If an individual believes they or a friend have consumed Rohypnol®, GHB, or Ketamine they should visit a local healthcare facility that can care for survivors of sexual assault and provide a forensic exam.
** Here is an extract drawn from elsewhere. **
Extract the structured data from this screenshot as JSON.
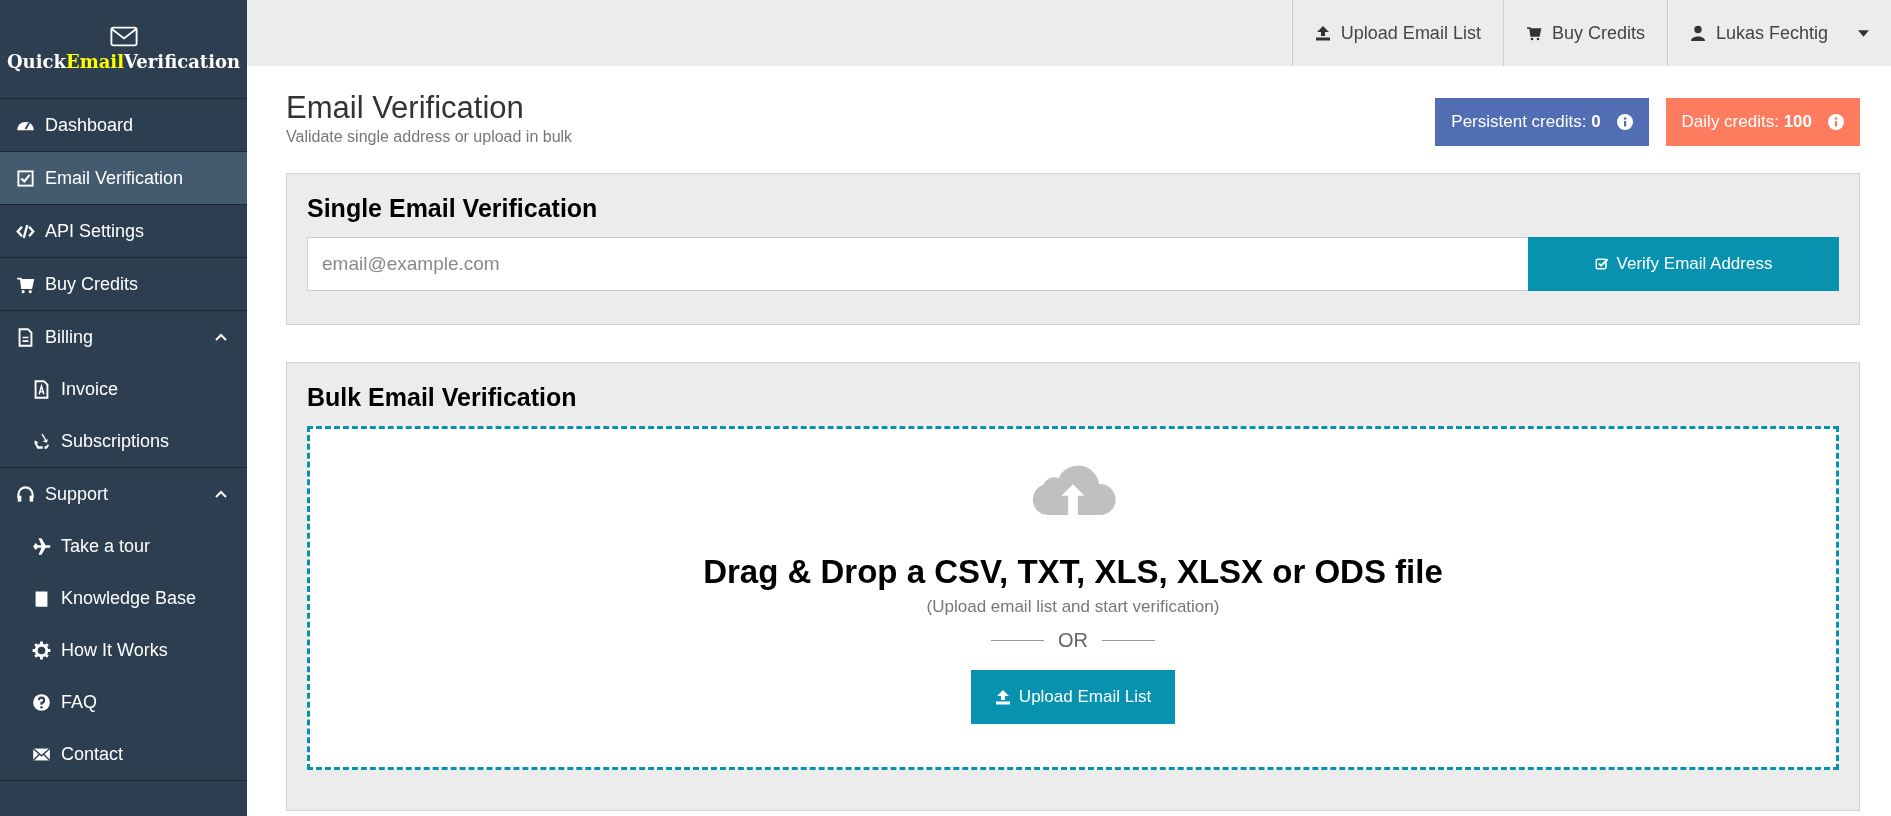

While receiving care the individual who has ingested the drug can request the hospital to take a urine sample for drug toxicology testing, if the individual cannot immediately go to a hospital they should save their urine in a clean, sealable container as soon as possible, and place it in the refrigerator or freezer for future toxicology testing.
Resources and Referrals for Support and Treatment
General Support Resources
Local Support Resources
Pasadena Council on Alcoholism and Drug Dependence
1245 E. Walnut St.
Pasadena, CA 91106
Al-Anon Family Groups of Greater Los Angeles
4936 Lankershim Blvd.
North Hollywood, CA 91601
San Gabriel Valley Narcotics Anonymous Help Line
For additional information on local resources, consult with the staff at Emmons Student Wellness Center or visit:
Emmons Wellness Center can work with students, faculty, and staff on a direct referral to drug and alcohol treatment programs in the area as well as independent providers and counselors. Employees may also contact the College’s EAP provider at 1-800-854-1446 (Multi-lingual) or www.unum.com/lifebalance for assistance.
Local Inpatient and Outpatient Treatment Resources
Glendale Adventist Medical Center
1509 Wilson Terrace, Glendale, CA 91206
Las Encinas Hospital
2900 E. Del Mar Blvd. Pasadena, CA 911207
Della Martin Center for Behavioral Sciences at Huntington Hospital
100 W. California Blvd.
Pasadena, CA 91109
The Haven at College
817 W. 34th Street
Los Angeles, CA 90089
The Haven at College has a treatment program specifically for college students that provides outpatient and residential treatment.
Drug Enforcement Agency Resource Guide
Drugs of Abuse
Drug Enforcement Agency Resource
Campus Drug Prevention website: https://www.campusdrugprevention.gov
Drug Enforcement Agency List of Controlled Substances
Drug Enforcement Agency Drug Facts and Scheduling
: VP of Student Affairs; AVP of Human Resources
: June 16, 2023
Last Revised Date
: June 15, 2023
Related Policies and Resources:
Emmons Wellness Center
Office for Religious & Spiritual Life
San Gabriel Valley
LA County/USC Medical Center
Alcohol at Events
Alcohol Service & Pricing
Alcohol Incidents (Campus Safety)
 The College’s Alcohol and Other Drug Committee reviews this policy every two years.